Component data from apps and pages:
[Start of Attachment]

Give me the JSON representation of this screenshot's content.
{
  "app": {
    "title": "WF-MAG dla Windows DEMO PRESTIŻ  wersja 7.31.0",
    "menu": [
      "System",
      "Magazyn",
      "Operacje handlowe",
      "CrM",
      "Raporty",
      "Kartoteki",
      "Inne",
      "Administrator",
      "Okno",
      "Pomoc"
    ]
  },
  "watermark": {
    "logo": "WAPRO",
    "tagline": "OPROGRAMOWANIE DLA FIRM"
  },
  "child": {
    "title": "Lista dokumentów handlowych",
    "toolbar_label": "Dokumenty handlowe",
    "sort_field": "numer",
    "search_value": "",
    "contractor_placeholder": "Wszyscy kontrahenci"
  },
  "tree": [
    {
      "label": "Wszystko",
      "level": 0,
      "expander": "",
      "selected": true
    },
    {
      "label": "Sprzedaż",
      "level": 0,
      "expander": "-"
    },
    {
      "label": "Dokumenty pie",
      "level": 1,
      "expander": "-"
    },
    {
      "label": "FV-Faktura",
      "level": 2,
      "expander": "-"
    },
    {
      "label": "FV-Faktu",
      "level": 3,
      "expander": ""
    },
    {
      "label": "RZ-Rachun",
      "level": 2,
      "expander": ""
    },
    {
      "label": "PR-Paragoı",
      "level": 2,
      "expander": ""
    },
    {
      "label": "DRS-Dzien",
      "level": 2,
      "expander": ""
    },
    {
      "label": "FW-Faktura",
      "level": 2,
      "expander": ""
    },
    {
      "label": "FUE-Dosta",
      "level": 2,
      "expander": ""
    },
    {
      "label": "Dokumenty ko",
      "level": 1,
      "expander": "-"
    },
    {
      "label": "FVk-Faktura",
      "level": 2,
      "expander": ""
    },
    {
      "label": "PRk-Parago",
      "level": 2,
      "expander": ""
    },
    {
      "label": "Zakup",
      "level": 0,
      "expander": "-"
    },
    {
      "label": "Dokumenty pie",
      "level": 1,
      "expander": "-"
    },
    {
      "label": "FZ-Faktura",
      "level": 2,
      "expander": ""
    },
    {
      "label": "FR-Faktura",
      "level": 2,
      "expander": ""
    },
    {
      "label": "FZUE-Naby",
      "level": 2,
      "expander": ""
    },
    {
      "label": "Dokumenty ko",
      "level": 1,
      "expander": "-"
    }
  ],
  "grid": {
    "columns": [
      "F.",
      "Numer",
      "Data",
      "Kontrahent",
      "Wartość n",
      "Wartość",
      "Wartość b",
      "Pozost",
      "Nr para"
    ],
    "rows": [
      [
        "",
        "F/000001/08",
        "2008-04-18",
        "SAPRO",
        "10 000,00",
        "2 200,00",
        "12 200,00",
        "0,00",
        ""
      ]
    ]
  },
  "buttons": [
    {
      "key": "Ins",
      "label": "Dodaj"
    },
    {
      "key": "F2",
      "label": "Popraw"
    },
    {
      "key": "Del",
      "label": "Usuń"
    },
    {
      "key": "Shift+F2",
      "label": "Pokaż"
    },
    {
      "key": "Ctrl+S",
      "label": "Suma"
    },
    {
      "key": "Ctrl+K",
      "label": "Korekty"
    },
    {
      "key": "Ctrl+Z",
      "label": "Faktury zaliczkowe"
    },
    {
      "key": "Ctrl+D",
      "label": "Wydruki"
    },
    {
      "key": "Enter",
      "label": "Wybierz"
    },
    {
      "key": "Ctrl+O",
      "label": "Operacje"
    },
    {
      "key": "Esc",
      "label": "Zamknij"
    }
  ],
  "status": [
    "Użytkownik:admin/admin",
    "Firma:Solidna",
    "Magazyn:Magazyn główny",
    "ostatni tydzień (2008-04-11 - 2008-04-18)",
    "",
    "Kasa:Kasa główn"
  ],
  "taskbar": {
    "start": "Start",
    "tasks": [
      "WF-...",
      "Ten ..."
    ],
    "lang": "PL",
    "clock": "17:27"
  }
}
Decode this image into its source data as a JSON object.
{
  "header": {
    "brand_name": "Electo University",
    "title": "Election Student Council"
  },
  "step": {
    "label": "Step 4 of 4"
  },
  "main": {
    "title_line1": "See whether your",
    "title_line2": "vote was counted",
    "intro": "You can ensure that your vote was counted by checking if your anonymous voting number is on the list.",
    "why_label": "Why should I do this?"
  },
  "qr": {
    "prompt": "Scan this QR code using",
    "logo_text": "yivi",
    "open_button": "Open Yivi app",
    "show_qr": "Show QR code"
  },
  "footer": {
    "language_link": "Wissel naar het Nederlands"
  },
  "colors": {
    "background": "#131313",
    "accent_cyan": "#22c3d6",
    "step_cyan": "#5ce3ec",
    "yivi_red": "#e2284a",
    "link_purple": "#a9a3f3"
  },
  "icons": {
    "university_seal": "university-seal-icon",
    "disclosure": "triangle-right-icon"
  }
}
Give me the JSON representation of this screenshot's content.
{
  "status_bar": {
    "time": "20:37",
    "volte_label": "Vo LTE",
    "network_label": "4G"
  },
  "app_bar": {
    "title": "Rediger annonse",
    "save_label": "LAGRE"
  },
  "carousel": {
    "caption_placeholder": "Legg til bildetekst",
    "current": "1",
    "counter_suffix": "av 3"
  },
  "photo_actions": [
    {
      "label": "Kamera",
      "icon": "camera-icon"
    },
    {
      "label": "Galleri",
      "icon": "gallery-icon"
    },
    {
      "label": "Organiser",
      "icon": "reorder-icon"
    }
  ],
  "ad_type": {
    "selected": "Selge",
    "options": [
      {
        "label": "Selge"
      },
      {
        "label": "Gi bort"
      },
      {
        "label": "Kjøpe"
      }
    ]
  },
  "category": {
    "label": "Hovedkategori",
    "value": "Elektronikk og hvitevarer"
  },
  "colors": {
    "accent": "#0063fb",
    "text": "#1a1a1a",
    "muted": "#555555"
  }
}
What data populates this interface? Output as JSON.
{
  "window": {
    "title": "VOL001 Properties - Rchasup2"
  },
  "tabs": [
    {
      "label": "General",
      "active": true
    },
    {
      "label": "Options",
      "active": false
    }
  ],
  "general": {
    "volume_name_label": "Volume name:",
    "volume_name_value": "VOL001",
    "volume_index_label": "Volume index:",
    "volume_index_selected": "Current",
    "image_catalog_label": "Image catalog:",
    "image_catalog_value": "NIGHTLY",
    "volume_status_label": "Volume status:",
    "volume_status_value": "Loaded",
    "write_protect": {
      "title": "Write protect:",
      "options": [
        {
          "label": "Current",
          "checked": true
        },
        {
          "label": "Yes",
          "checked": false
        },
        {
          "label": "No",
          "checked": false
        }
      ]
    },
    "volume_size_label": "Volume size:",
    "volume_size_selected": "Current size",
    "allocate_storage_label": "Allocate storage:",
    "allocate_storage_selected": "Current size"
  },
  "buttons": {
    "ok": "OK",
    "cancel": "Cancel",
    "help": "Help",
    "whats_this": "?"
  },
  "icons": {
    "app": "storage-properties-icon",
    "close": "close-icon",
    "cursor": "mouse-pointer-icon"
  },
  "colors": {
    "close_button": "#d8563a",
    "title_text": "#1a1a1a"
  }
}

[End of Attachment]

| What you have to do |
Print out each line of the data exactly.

| Solution to this problem |
Give me the JSON representation of this screenshot's content.
{
  "app": {
    "title": "WF-MAG dla Windows DEMO PRESTIŻ  wersja 7.31.0",
    "menu": [
      "System",
      "Magazyn",
      "Operacje handlowe",
      "CrM",
      "Raporty",
      "Kartoteki",
      "Inne",
      "Administrator",
      "Okno",
      "Pomoc"
    ]
  },
  "watermark": {
    "logo": "WAPRO",
    "tagline": "OPROGRAMOWANIE DLA FIRM"
  },
  "child": {
    "title": "Lista dokumentów handlowych",
    "toolbar_label": "Dokumenty handlowe",
    "sort_field": "numer",
    "search_value": "",
    "contractor_placeholder": "Wszyscy kontrahenci"
  },
  "tree": [
    {
      "label": "Wszystko",
      "level": 0,
      "expander": "",
      "selected": true
    },
    {
      "label": "Sprzedaż",
      "level": 0,
      "expander": "-"
    },
    {
      "label": "Dokumenty pie",
      "level": 1,
      "expander": "-"
    },
    {
      "label": "FV-Faktura",
      "level": 2,
      "expander": "-"
    },
    {
      "label": "FV-Faktu",
      "level": 3,
      "expander": ""
    },
    {
      "label": "RZ-Rachun",
      "level": 2,
      "expander": ""
    },
    {
      "label": "PR-Paragoı",
      "level": 2,
      "expander": ""
    },
    {
      "label": "DRS-Dzien",
      "level": 2,
      "expander": ""
    },
    {
      "label": "FW-Faktura",
      "level": 2,
      "expander": ""
    },
    {
      "label": "FUE-Dosta",
      "level": 2,
      "expander": ""
    },
    {
      "label": "Dokumenty ko",
      "level": 1,
      "expander": "-"
    },
    {
      "label": "FVk-Faktura",
      "level": 2,
      "expander": ""
    },
    {
      "label": "PRk-Parago",
      "level": 2,
      "expander": ""
    },
    {
      "label": "Zakup",
      "level": 0,
      "expander": "-"
    },
    {
      "label": "Dokumenty pie",
      "level": 1,
      "expander": "-"
    },
    {
      "label": "FZ-Faktura",
      "level": 2,
      "expander": ""
    },
    {
      "label": "FR-Faktura",
      "level": 2,
      "expander": ""
    },
    {
      "label": "FZUE-Naby",
      "level": 2,
      "expander": ""
    },
    {
      "label": "Dokumenty ko",
      "level": 1,
      "expander": "-"
    }
  ],
  "grid": {
    "columns": [
      "F.",
      "Numer",
      "Data",
      "Kontrahent",
      "Wartość n",
      "Wartość",
      "Wartość b",
      "Pozost",
      "Nr para"
    ],
    "rows": [
      [
        "",
        "F/000001/08",
        "2008-04-18",
        "SAPRO",
        "10 000,00",
        "2 200,00",
        "12 200,00",
        "0,00",
        ""
      ]
    ]
  },
  "buttons": [
    {
      "key": "Ins",
      "label": "Dodaj"
    },
    {
      "key": "F2",
      "label": "Popraw"
    },
    {
      "key": "Del",
      "label": "Usuń"
    },
    {
      "key": "Shift+F2",
      "label": "Pokaż"
    },
    {
      "key": "Ctrl+S",
      "label": "Suma"
    },
    {
      "key": "Ctrl+K",
      "label": "Korekty"
    },
    {
      "key": "Ctrl+Z",
      "label": "Faktury zaliczkowe"
    },
    {
      "key": "Ctrl+D",
      "label": "Wydruki"
    },
    {
      "key": "Enter",
      "label": "Wybierz"
    },
    {
      "key": "Ctrl+O",
      "label": "Operacje"
    },
    {
      "key": "Esc",
      "label": "Zamknij"
    }
  ],
  "status": [
    "Użytkownik:admin/admin",
    "Firma:Solidna",
    "Magazyn:Magazyn główny",
    "ostatni tydzień (2008-04-11 - 2008-04-18)",
    "",
    "Kasa:Kasa główn"
  ],
  "taskbar": {
    "start": "Start",
    "tasks": [
      "WF-...",
      "Ten ..."
    ],
    "lang": "PL",
    "clock": "17:27"
  }
}
Decode this image into its source data as a JSON object.
{
  "header": {
    "brand_name": "Electo University",
    "title": "Election Student Council"
  },
  "step": {
    "label": "Step 4 of 4"
  },
  "main": {
    "title_line1": "See whether your",
    "title_line2": "vote was counted",
    "intro": "You can ensure that your vote was counted by checking if your anonymous voting number is on the list.",
    "why_label": "Why should I do this?"
  },
  "qr": {
    "prompt": "Scan this QR code using",
    "logo_text": "yivi",
    "open_button": "Open Yivi app",
    "show_qr": "Show QR code"
  },
  "footer": {
    "language_link": "Wissel naar het Nederlands"
  },
  "colors": {
    "background": "#131313",
    "accent_cyan": "#22c3d6",
    "step_cyan": "#5ce3ec",
    "yivi_red": "#e2284a",
    "link_purple": "#a9a3f3"
  },
  "icons": {
    "university_seal": "university-seal-icon",
    "disclosure": "triangle-right-icon"
  }
}
Give me the JSON representation of this screenshot's content.
{
  "status_bar": {
    "time": "20:37",
    "volte_label": "Vo LTE",
    "network_label": "4G"
  },
  "app_bar": {
    "title": "Rediger annonse",
    "save_label": "LAGRE"
  },
  "carousel": {
    "caption_placeholder": "Legg til bildetekst",
    "current": "1",
    "counter_suffix": "av 3"
  },
  "photo_actions": [
    {
      "label": "Kamera",
      "icon": "camera-icon"
    },
    {
      "label": "Galleri",
      "icon": "gallery-icon"
    },
    {
      "label": "Organiser",
      "icon": "reorder-icon"
    }
  ],
  "ad_type": {
    "selected": "Selge",
    "options": [
      {
        "label": "Selge"
      },
      {
        "label": "Gi bort"
      },
      {
        "label": "Kjøpe"
      }
    ]
  },
  "category": {
    "label": "Hovedkategori",
    "value": "Elektronikk og hvitevarer"
  },
  "colors": {
    "accent": "#0063fb",
    "text": "#1a1a1a",
    "muted": "#555555"
  }
}
What data populates this interface? Output as JSON.
{
  "window": {
    "title": "VOL001 Properties - Rchasup2"
  },
  "tabs": [
    {
      "label": "General",
      "active": true
    },
    {
      "label": "Options",
      "active": false
    }
  ],
  "general": {
    "volume_name_label": "Volume name:",
    "volume_name_value": "VOL001",
    "volume_index_label": "Volume index:",
    "volume_index_selected": "Current",
    "image_catalog_label": "Image catalog:",
    "image_catalog_value": "NIGHTLY",
    "volume_status_label": "Volume status:",
    "volume_status_value": "Loaded",
    "write_protect": {
      "title": "Write protect:",
      "options": [
        {
          "label": "Current",
          "checked": true
        },
        {
          "label": "Yes",
          "checked": false
        },
        {
          "label": "No",
          "checked": false
        }
      ]
    },
    "volume_size_label": "Volume size:",
    "volume_size_selected": "Current size",
    "allocate_storage_label": "Allocate storage:",
    "allocate_storage_selected": "Current size"
  },
  "buttons": {
    "ok": "OK",
    "cancel": "Cancel",
    "help": "Help",
    "whats_this": "?"
  },
  "icons": {
    "app": "storage-properties-icon",
    "close": "close-icon",
    "cursor": "mouse-pointer-icon"
  },
  "colors": {
    "close_button": "#d8563a",
    "title_text": "#1a1a1a"
  }
}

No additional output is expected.